(Data records for software interfaces)
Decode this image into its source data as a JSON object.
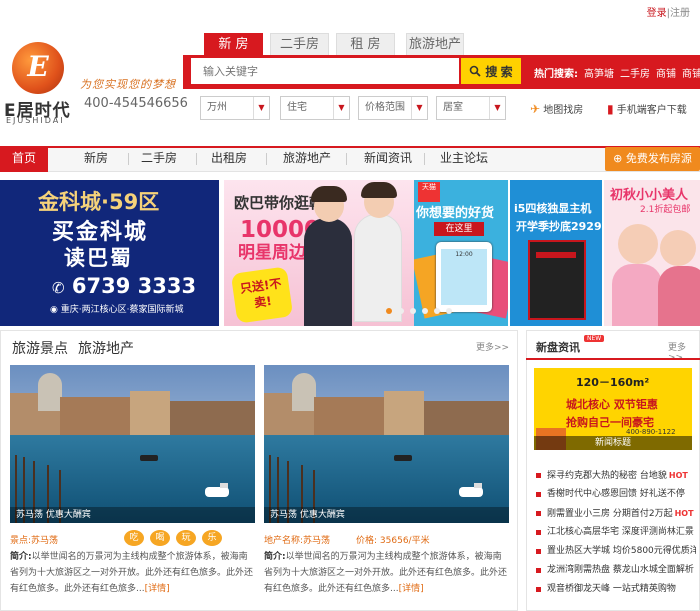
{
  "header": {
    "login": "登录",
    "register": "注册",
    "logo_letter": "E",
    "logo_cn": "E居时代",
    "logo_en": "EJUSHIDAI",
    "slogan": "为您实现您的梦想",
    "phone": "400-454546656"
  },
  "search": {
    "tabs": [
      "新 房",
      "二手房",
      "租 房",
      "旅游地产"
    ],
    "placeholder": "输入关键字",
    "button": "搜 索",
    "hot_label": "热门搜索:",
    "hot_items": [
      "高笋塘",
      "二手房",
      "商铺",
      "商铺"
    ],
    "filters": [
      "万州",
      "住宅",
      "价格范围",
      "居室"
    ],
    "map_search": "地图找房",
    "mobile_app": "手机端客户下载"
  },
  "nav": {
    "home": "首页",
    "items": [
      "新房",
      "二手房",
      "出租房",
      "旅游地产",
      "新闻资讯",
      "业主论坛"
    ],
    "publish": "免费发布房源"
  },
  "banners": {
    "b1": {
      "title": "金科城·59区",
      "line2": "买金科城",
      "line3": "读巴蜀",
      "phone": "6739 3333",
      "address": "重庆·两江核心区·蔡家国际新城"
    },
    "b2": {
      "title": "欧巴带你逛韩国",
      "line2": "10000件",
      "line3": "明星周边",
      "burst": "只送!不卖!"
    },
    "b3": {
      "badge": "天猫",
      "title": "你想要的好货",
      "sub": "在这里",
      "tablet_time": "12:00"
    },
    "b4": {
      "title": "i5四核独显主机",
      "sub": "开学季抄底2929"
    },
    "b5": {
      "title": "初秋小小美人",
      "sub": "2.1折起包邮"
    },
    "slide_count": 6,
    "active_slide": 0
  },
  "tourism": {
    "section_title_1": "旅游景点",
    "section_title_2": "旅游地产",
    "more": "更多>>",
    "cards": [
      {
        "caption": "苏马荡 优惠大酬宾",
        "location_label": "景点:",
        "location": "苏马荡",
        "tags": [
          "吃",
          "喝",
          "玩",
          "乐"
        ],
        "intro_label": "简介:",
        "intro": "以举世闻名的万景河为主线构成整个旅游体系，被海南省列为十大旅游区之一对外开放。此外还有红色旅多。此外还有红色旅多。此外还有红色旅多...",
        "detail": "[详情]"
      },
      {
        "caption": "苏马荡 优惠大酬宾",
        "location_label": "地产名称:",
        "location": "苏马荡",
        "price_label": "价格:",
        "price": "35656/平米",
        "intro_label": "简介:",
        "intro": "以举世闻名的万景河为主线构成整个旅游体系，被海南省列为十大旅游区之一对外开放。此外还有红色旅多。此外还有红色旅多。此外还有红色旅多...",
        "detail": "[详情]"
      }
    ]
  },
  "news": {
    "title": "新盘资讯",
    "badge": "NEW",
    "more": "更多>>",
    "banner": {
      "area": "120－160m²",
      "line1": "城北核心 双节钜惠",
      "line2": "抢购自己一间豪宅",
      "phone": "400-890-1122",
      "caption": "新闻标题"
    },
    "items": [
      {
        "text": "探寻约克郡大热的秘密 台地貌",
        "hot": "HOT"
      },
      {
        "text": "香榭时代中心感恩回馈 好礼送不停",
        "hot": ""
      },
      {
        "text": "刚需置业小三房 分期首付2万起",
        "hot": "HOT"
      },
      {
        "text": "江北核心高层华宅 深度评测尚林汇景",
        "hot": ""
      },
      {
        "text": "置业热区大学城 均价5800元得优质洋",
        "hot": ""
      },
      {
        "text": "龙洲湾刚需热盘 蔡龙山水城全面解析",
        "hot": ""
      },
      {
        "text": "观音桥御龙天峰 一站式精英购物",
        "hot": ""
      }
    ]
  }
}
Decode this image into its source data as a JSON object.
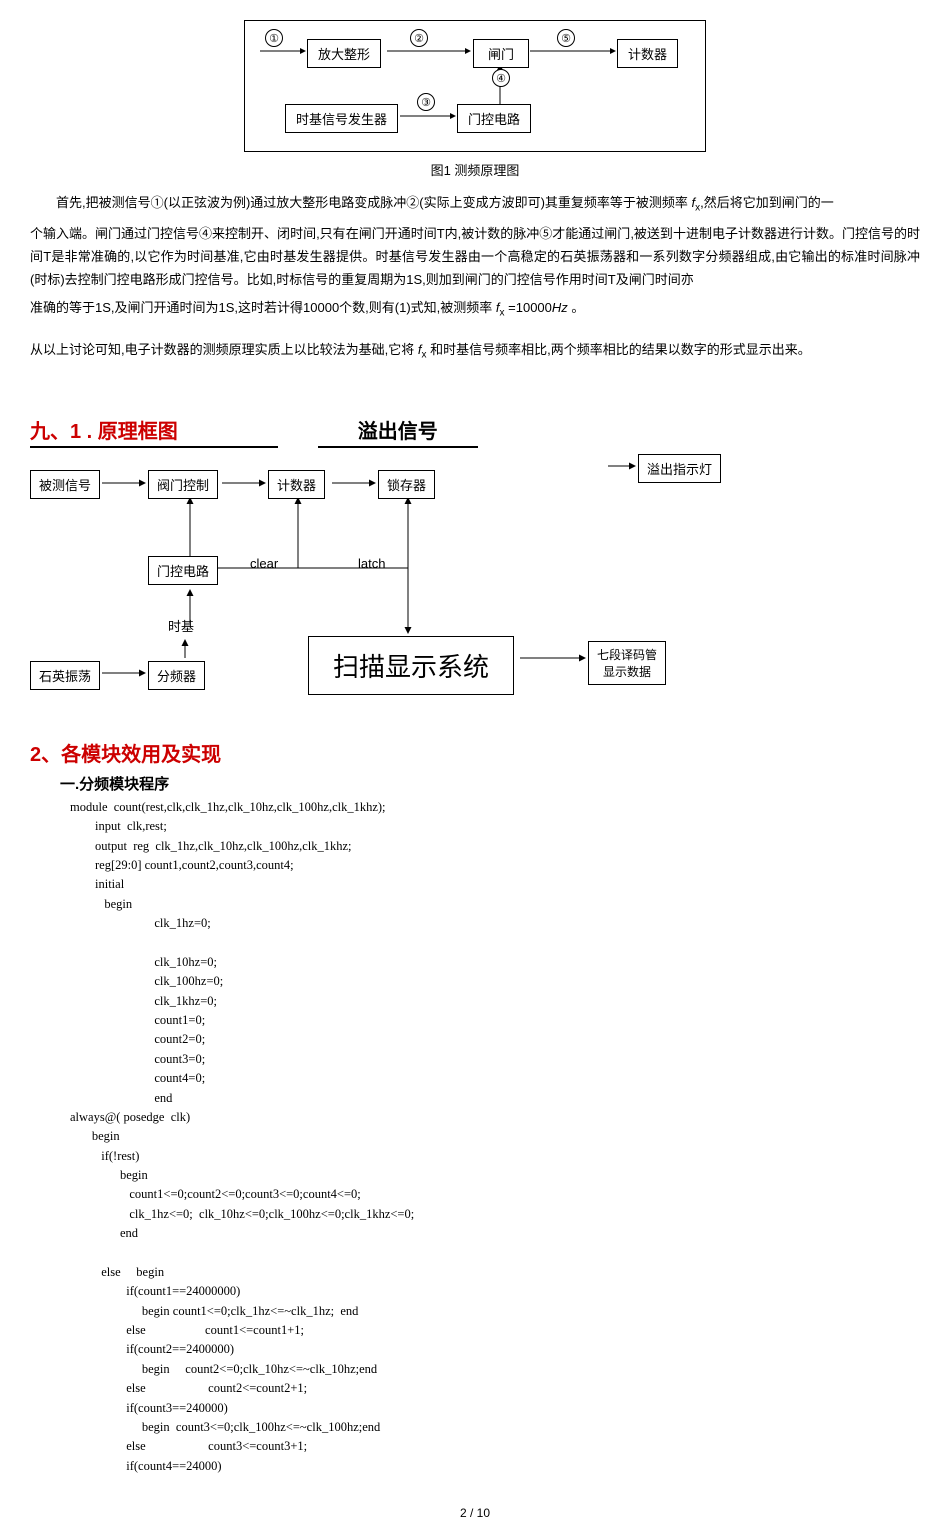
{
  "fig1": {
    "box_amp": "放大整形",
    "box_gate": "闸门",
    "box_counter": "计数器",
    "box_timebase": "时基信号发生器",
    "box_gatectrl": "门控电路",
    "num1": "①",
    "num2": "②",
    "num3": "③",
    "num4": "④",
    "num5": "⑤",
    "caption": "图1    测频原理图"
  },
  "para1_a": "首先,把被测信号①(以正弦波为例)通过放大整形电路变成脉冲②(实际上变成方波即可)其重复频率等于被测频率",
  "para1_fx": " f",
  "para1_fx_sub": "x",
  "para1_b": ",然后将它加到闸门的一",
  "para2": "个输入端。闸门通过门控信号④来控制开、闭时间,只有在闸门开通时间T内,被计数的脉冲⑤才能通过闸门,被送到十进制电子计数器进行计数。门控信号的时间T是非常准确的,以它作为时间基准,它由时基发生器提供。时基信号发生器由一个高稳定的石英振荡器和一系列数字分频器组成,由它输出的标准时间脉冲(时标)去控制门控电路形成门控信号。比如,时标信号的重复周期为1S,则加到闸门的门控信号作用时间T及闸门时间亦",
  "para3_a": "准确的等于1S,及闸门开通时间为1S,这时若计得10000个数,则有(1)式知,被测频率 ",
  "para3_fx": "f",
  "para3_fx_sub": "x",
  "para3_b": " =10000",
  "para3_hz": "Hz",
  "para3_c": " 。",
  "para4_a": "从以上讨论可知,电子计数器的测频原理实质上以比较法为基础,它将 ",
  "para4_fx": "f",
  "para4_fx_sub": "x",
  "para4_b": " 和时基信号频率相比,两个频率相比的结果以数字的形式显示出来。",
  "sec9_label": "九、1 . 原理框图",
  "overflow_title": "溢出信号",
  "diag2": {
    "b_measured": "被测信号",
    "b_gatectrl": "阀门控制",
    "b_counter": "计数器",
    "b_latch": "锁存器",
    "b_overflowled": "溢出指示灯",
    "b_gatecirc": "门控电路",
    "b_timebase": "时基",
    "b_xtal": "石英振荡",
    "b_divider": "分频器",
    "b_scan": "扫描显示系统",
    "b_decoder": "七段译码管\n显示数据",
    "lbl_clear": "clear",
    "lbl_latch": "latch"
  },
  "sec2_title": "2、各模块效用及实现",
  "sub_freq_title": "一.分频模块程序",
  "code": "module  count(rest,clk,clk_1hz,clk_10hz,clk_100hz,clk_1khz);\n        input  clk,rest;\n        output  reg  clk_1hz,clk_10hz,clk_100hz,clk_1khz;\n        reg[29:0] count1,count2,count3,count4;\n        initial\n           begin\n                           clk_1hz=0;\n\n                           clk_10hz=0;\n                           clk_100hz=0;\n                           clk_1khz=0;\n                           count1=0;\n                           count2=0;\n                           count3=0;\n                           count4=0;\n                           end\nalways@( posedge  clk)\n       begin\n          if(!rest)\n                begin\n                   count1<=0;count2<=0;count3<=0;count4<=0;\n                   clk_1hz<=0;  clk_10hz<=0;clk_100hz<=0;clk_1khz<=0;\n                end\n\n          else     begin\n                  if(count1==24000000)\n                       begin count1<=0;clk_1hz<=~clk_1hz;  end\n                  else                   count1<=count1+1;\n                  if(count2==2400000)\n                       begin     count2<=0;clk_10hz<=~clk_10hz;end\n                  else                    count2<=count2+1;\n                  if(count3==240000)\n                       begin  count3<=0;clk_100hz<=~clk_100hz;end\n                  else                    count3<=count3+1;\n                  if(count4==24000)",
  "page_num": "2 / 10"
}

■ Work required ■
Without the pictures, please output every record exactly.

■ Response for this exercise ■
Decode this image into its source data as a JSON object.
{
  "header": {
    "login": "登录",
    "register": "注册",
    "logo_letter": "E",
    "logo_cn": "E居时代",
    "logo_en": "EJUSHIDAI",
    "slogan": "为您实现您的梦想",
    "phone": "400-454546656"
  },
  "search": {
    "tabs": [
      "新 房",
      "二手房",
      "租 房",
      "旅游地产"
    ],
    "placeholder": "输入关键字",
    "button": "搜 索",
    "hot_label": "热门搜索:",
    "hot_items": [
      "高笋塘",
      "二手房",
      "商铺",
      "商铺"
    ],
    "filters": [
      "万州",
      "住宅",
      "价格范围",
      "居室"
    ],
    "map_search": "地图找房",
    "mobile_app": "手机端客户下载"
  },
  "nav": {
    "home": "首页",
    "items": [
      "新房",
      "二手房",
      "出租房",
      "旅游地产",
      "新闻资讯",
      "业主论坛"
    ],
    "publish": "免费发布房源"
  },
  "banners": {
    "b1": {
      "title": "金科城·59区",
      "line2": "买金科城",
      "line3": "读巴蜀",
      "phone": "6739 3333",
      "address": "重庆·两江核心区·蔡家国际新城"
    },
    "b2": {
      "title": "欧巴带你逛韩国",
      "line2": "10000件",
      "line3": "明星周边",
      "burst": "只送!不卖!"
    },
    "b3": {
      "badge": "天猫",
      "title": "你想要的好货",
      "sub": "在这里",
      "tablet_time": "12:00"
    },
    "b4": {
      "title": "i5四核独显主机",
      "sub": "开学季抄底2929"
    },
    "b5": {
      "title": "初秋小小美人",
      "sub": "2.1折起包邮"
    },
    "slide_count": 6,
    "active_slide": 0
  },
  "tourism": {
    "section_title_1": "旅游景点",
    "section_title_2": "旅游地产",
    "more": "更多>>",
    "cards": [
      {
        "caption": "苏马荡 优惠大酬宾",
        "location_label": "景点:",
        "location": "苏马荡",
        "tags": [
          "吃",
          "喝",
          "玩",
          "乐"
        ],
        "intro_label": "简介:",
        "intro": "以举世闻名的万景河为主线构成整个旅游体系，被海南省列为十大旅游区之一对外开放。此外还有红色旅多。此外还有红色旅多。此外还有红色旅多...",
        "detail": "[详情]"
      },
      {
        "caption": "苏马荡 优惠大酬宾",
        "location_label": "地产名称:",
        "location": "苏马荡",
        "price_label": "价格:",
        "price": "35656/平米",
        "intro_label": "简介:",
        "intro": "以举世闻名的万景河为主线构成整个旅游体系，被海南省列为十大旅游区之一对外开放。此外还有红色旅多。此外还有红色旅多。此外还有红色旅多...",
        "detail": "[详情]"
      }
    ]
  },
  "news": {
    "title": "新盘资讯",
    "badge": "NEW",
    "more": "更多>>",
    "banner": {
      "area": "120－160m²",
      "line1": "城北核心 双节钜惠",
      "line2": "抢购自己一间豪宅",
      "phone": "400-890-1122",
      "caption": "新闻标题"
    },
    "items": [
      {
        "text": "探寻约克郡大热的秘密 台地貌",
        "hot": "HOT"
      },
      {
        "text": "香榭时代中心感恩回馈 好礼送不停",
        "hot": ""
      },
      {
        "text": "刚需置业小三房 分期首付2万起",
        "hot": "HOT"
      },
      {
        "text": "江北核心高层华宅 深度评测尚林汇景",
        "hot": ""
      },
      {
        "text": "置业热区大学城 均价5800元得优质洋",
        "hot": ""
      },
      {
        "text": "龙洲湾刚需热盘 蔡龙山水城全面解析",
        "hot": ""
      },
      {
        "text": "观音桥御龙天峰 一站式精英购物",
        "hot": ""
      }
    ]
  }
}
Decode this image into its source data as a JSON object.
{
  "fig1": {
    "box_amp": "放大整形",
    "box_gate": "闸门",
    "box_counter": "计数器",
    "box_timebase": "时基信号发生器",
    "box_gatectrl": "门控电路",
    "num1": "①",
    "num2": "②",
    "num3": "③",
    "num4": "④",
    "num5": "⑤",
    "caption": "图1    测频原理图"
  },
  "para1_a": "首先,把被测信号①(以正弦波为例)通过放大整形电路变成脉冲②(实际上变成方波即可)其重复频率等于被测频率",
  "para1_fx": " f",
  "para1_fx_sub": "x",
  "para1_b": ",然后将它加到闸门的一",
  "para2": "个输入端。闸门通过门控信号④来控制开、闭时间,只有在闸门开通时间T内,被计数的脉冲⑤才能通过闸门,被送到十进制电子计数器进行计数。门控信号的时间T是非常准确的,以它作为时间基准,它由时基发生器提供。时基信号发生器由一个高稳定的石英振荡器和一系列数字分频器组成,由它输出的标准时间脉冲(时标)去控制门控电路形成门控信号。比如,时标信号的重复周期为1S,则加到闸门的门控信号作用时间T及闸门时间亦",
  "para3_a": "准确的等于1S,及闸门开通时间为1S,这时若计得10000个数,则有(1)式知,被测频率 ",
  "para3_fx": "f",
  "para3_fx_sub": "x",
  "para3_b": " =10000",
  "para3_hz": "Hz",
  "para3_c": " 。",
  "para4_a": "从以上讨论可知,电子计数器的测频原理实质上以比较法为基础,它将 ",
  "para4_fx": "f",
  "para4_fx_sub": "x",
  "para4_b": " 和时基信号频率相比,两个频率相比的结果以数字的形式显示出来。",
  "sec9_label": "九、1 . 原理框图",
  "overflow_title": "溢出信号",
  "diag2": {
    "b_measured": "被测信号",
    "b_gatectrl": "阀门控制",
    "b_counter": "计数器",
    "b_latch": "锁存器",
    "b_overflowled": "溢出指示灯",
    "b_gatecirc": "门控电路",
    "b_timebase": "时基",
    "b_xtal": "石英振荡",
    "b_divider": "分频器",
    "b_scan": "扫描显示系统",
    "b_decoder": "七段译码管\n显示数据",
    "lbl_clear": "clear",
    "lbl_latch": "latch"
  },
  "sec2_title": "2、各模块效用及实现",
  "sub_freq_title": "一.分频模块程序",
  "code": "module  count(rest,clk,clk_1hz,clk_10hz,clk_100hz,clk_1khz);\n        input  clk,rest;\n        output  reg  clk_1hz,clk_10hz,clk_100hz,clk_1khz;\n        reg[29:0] count1,count2,count3,count4;\n        initial\n           begin\n                           clk_1hz=0;\n\n                           clk_10hz=0;\n                           clk_100hz=0;\n                           clk_1khz=0;\n                           count1=0;\n                           count2=0;\n                           count3=0;\n                           count4=0;\n                           end\nalways@( posedge  clk)\n       begin\n          if(!rest)\n                begin\n                   count1<=0;count2<=0;count3<=0;count4<=0;\n                   clk_1hz<=0;  clk_10hz<=0;clk_100hz<=0;clk_1khz<=0;\n                end\n\n          else     begin\n                  if(count1==24000000)\n                       begin count1<=0;clk_1hz<=~clk_1hz;  end\n                  else                   count1<=count1+1;\n                  if(count2==2400000)\n                       begin     count2<=0;clk_10hz<=~clk_10hz;end\n                  else                    count2<=count2+1;\n                  if(count3==240000)\n                       begin  count3<=0;clk_100hz<=~clk_100hz;end\n                  else                    count3<=count3+1;\n                  if(count4==24000)",
  "page_num": "2 / 10"
}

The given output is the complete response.